#### TASK ITEM:
Print only the lines that begin at the line containing "Convert this screenshot" and end at the last line of the material, both included, without any change.
┌────────
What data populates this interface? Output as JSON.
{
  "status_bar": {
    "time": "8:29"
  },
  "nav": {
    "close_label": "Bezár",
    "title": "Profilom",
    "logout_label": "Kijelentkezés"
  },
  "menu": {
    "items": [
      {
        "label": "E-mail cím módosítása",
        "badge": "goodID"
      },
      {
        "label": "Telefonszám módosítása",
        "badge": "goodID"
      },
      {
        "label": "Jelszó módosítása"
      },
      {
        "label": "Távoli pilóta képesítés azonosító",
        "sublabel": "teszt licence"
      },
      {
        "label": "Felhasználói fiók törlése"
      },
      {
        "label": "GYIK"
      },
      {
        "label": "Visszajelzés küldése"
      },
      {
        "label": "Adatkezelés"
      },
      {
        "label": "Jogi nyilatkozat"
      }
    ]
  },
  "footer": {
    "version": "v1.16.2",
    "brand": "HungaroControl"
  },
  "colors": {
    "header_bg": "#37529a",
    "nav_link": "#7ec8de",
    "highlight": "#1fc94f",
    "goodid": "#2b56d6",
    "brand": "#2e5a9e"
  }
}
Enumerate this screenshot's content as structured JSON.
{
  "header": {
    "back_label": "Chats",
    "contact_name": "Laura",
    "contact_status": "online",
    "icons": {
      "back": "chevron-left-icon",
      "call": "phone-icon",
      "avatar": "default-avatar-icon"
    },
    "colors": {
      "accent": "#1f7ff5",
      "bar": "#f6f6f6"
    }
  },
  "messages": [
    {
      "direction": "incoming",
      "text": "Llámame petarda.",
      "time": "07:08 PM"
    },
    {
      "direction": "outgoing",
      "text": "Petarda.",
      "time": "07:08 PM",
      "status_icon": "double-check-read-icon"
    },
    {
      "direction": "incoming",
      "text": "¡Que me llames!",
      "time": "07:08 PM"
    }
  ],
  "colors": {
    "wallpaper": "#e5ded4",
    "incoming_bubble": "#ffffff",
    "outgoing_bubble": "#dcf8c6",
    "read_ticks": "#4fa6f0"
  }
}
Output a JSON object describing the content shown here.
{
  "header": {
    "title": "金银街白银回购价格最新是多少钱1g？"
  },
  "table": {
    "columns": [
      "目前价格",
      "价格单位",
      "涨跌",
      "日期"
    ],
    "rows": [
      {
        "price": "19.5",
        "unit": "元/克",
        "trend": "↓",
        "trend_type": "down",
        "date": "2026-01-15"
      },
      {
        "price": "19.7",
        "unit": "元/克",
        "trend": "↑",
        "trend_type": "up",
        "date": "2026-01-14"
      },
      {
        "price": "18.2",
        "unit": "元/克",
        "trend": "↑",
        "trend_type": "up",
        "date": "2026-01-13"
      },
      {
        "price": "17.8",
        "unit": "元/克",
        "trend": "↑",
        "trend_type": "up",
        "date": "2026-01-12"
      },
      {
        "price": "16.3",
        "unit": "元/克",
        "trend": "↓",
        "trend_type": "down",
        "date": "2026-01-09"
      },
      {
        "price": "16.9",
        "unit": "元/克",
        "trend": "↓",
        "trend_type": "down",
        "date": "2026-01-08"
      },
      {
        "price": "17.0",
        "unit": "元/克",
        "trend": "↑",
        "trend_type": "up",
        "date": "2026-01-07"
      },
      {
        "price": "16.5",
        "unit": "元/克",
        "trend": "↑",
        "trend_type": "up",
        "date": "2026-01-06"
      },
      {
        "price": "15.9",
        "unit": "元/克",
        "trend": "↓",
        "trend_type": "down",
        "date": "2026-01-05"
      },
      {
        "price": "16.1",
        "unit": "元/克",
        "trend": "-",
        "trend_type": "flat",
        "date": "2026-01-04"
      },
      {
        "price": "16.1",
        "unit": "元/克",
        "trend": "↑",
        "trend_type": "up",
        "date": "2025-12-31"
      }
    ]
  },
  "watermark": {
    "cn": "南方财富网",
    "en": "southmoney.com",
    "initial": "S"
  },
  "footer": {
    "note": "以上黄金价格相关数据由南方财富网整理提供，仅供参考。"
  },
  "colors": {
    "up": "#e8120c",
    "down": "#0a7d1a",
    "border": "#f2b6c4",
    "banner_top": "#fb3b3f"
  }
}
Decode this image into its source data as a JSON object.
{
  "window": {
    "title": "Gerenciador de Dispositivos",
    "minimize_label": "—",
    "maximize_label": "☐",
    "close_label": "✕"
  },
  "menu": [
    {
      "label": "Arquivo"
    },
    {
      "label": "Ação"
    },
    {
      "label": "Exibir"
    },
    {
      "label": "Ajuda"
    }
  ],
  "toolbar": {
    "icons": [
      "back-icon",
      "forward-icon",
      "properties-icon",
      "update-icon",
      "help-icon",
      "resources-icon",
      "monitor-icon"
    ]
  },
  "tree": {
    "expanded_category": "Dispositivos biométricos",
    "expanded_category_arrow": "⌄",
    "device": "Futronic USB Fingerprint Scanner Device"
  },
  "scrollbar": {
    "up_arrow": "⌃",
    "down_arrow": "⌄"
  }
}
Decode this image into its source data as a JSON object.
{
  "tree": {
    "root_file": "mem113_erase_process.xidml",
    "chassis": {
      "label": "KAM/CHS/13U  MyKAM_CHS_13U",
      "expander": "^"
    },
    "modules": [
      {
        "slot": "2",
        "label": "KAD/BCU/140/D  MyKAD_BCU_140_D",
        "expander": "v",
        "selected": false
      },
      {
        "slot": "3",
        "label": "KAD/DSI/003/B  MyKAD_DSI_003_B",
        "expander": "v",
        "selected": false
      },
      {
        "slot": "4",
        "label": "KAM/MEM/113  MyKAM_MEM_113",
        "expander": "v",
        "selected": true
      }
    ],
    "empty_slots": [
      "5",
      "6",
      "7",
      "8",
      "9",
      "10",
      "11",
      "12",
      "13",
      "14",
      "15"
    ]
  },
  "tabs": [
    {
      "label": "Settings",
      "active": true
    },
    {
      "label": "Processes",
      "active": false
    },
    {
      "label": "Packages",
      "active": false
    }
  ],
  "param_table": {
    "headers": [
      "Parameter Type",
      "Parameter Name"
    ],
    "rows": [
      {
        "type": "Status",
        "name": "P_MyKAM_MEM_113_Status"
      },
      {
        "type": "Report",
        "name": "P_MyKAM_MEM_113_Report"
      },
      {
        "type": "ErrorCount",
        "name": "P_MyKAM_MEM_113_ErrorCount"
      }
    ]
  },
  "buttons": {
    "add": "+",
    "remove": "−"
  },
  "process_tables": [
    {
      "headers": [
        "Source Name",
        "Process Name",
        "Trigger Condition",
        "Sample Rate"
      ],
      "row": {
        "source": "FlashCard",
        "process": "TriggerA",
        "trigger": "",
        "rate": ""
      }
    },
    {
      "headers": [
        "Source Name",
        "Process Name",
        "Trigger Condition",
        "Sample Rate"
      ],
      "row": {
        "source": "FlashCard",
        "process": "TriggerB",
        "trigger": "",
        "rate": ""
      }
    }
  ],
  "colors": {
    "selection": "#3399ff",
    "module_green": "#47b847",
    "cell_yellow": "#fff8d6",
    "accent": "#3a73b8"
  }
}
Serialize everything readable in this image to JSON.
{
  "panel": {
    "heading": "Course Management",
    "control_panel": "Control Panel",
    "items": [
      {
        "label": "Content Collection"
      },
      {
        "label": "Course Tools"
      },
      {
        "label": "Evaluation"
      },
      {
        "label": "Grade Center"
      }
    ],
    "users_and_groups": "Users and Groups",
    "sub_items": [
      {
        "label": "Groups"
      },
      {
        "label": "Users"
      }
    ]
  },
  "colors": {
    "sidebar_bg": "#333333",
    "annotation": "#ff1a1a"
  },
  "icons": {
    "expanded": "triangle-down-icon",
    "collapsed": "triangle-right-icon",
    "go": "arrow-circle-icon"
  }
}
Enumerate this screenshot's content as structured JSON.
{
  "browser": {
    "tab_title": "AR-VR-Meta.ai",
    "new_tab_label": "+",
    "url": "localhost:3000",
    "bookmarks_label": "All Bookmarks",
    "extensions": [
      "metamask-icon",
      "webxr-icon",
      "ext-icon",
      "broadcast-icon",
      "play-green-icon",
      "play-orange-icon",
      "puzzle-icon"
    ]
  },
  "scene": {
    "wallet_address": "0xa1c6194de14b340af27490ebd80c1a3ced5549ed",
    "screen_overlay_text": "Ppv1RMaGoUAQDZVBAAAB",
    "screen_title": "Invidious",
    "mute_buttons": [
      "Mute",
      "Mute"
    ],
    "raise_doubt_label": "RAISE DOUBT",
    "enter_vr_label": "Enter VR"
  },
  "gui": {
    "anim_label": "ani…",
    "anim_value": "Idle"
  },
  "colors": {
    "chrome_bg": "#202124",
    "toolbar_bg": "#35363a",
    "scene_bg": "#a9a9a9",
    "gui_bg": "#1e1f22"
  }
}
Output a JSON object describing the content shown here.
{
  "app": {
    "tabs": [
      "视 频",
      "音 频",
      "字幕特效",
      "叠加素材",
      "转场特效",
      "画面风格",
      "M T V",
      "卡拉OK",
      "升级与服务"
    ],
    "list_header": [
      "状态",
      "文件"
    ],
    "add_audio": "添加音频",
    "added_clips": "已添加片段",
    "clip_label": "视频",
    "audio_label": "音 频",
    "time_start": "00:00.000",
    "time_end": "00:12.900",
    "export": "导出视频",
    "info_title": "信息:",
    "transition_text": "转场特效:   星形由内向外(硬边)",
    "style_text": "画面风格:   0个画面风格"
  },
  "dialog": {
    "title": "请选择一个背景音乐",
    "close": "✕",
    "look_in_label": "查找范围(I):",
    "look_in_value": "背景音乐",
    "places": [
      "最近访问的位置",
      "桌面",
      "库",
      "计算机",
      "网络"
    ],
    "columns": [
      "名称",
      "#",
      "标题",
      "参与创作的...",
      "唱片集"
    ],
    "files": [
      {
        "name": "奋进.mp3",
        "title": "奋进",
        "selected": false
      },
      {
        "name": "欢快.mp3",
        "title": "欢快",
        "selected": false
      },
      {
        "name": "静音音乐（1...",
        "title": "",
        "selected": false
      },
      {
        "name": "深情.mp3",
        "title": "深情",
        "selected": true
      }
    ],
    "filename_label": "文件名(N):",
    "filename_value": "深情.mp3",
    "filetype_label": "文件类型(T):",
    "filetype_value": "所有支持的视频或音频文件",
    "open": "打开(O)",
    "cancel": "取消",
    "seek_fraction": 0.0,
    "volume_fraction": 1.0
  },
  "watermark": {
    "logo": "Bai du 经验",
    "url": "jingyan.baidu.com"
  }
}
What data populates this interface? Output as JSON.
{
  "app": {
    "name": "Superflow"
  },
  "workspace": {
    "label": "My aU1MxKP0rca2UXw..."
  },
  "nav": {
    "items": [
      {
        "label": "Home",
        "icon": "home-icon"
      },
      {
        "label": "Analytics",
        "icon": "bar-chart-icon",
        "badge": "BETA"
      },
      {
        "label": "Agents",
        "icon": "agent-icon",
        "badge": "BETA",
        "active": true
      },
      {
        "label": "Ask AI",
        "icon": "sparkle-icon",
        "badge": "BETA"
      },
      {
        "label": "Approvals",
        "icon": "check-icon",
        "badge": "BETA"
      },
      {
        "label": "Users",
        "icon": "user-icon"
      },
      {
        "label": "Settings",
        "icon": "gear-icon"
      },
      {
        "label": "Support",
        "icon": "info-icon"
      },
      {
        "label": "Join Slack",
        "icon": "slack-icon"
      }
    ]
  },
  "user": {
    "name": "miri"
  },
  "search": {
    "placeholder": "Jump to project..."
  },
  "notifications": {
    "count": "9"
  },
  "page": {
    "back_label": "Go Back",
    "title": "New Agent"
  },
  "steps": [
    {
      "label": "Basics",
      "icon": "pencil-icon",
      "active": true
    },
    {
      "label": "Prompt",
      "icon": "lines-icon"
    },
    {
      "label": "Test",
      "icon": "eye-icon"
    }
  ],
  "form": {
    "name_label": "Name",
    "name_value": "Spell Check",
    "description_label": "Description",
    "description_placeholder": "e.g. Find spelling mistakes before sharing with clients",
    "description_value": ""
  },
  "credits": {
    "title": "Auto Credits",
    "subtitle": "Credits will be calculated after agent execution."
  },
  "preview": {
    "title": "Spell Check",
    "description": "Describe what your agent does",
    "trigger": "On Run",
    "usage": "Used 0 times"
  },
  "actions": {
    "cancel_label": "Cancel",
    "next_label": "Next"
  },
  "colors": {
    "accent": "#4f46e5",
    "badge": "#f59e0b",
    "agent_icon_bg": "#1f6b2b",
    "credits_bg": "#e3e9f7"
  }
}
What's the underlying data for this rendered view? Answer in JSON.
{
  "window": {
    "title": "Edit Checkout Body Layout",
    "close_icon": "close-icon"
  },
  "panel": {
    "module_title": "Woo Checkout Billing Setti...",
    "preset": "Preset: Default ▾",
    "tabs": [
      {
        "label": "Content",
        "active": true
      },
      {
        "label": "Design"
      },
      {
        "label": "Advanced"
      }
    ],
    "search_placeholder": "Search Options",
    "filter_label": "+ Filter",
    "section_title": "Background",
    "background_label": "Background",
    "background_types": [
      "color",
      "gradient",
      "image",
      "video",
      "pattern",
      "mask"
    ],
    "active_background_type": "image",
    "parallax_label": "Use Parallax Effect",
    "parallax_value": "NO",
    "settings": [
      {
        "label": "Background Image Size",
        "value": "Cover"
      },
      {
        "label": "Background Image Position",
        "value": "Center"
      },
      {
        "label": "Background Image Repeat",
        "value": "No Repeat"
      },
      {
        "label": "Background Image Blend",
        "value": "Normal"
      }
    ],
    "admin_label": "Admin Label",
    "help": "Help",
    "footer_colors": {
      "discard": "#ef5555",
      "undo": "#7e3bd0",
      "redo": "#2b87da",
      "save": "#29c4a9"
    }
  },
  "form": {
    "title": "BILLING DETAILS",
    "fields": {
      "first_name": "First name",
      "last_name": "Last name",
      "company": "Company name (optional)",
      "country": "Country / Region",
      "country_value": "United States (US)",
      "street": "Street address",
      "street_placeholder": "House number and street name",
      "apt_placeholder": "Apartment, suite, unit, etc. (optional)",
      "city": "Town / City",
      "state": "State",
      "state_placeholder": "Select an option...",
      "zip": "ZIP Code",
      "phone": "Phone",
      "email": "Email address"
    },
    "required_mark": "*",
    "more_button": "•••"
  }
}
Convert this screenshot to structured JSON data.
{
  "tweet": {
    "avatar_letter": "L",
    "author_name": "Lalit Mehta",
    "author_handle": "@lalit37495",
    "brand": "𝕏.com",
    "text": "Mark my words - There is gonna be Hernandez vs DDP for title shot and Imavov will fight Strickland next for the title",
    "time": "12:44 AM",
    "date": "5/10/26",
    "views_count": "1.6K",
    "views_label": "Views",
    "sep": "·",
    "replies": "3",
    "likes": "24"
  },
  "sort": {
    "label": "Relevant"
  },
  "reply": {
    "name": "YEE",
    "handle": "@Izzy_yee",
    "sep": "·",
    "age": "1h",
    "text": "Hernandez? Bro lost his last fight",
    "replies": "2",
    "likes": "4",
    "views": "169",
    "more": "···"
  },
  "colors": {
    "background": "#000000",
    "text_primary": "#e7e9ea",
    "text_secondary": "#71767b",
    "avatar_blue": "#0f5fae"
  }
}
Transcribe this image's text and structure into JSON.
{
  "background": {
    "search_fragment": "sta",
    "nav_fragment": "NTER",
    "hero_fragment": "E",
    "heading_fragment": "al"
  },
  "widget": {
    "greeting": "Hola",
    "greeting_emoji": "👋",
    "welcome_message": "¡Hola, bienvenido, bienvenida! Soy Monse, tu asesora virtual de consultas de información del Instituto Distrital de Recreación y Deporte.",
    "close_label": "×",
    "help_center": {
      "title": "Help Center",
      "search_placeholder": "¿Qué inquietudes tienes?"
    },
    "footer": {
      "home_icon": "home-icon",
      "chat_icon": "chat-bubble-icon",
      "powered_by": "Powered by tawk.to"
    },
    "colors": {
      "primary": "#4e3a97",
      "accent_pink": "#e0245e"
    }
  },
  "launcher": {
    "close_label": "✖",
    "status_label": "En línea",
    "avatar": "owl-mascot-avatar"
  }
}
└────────
#### REPLY TO THE EXERCISE:
Convert this screenshot to structured JSON data.
{
  "tweet": {
    "avatar_letter": "L",
    "author_name": "Lalit Mehta",
    "author_handle": "@lalit37495",
    "brand": "𝕏.com",
    "text": "Mark my words - There is gonna be Hernandez vs DDP for title shot and Imavov will fight Strickland next for the title",
    "time": "12:44 AM",
    "date": "5/10/26",
    "views_count": "1.6K",
    "views_label": "Views",
    "sep": "·",
    "replies": "3",
    "likes": "24"
  },
  "sort": {
    "label": "Relevant"
  },
  "reply": {
    "name": "YEE",
    "handle": "@Izzy_yee",
    "sep": "·",
    "age": "1h",
    "text": "Hernandez? Bro lost his last fight",
    "replies": "2",
    "likes": "4",
    "views": "169",
    "more": "···"
  },
  "colors": {
    "background": "#000000",
    "text_primary": "#e7e9ea",
    "text_secondary": "#71767b",
    "avatar_blue": "#0f5fae"
  }
}
Transcribe this image's text and structure into JSON.
{
  "background": {
    "search_fragment": "sta",
    "nav_fragment": "NTER",
    "hero_fragment": "E",
    "heading_fragment": "al"
  },
  "widget": {
    "greeting": "Hola",
    "greeting_emoji": "👋",
    "welcome_message": "¡Hola, bienvenido, bienvenida! Soy Monse, tu asesora virtual de consultas de información del Instituto Distrital de Recreación y Deporte.",
    "close_label": "×",
    "help_center": {
      "title": "Help Center",
      "search_placeholder": "¿Qué inquietudes tienes?"
    },
    "footer": {
      "home_icon": "home-icon",
      "chat_icon": "chat-bubble-icon",
      "powered_by": "Powered by tawk.to"
    },
    "colors": {
      "primary": "#4e3a97",
      "accent_pink": "#e0245e"
    }
  },
  "launcher": {
    "close_label": "✖",
    "status_label": "En línea",
    "avatar": "owl-mascot-avatar"
  }
}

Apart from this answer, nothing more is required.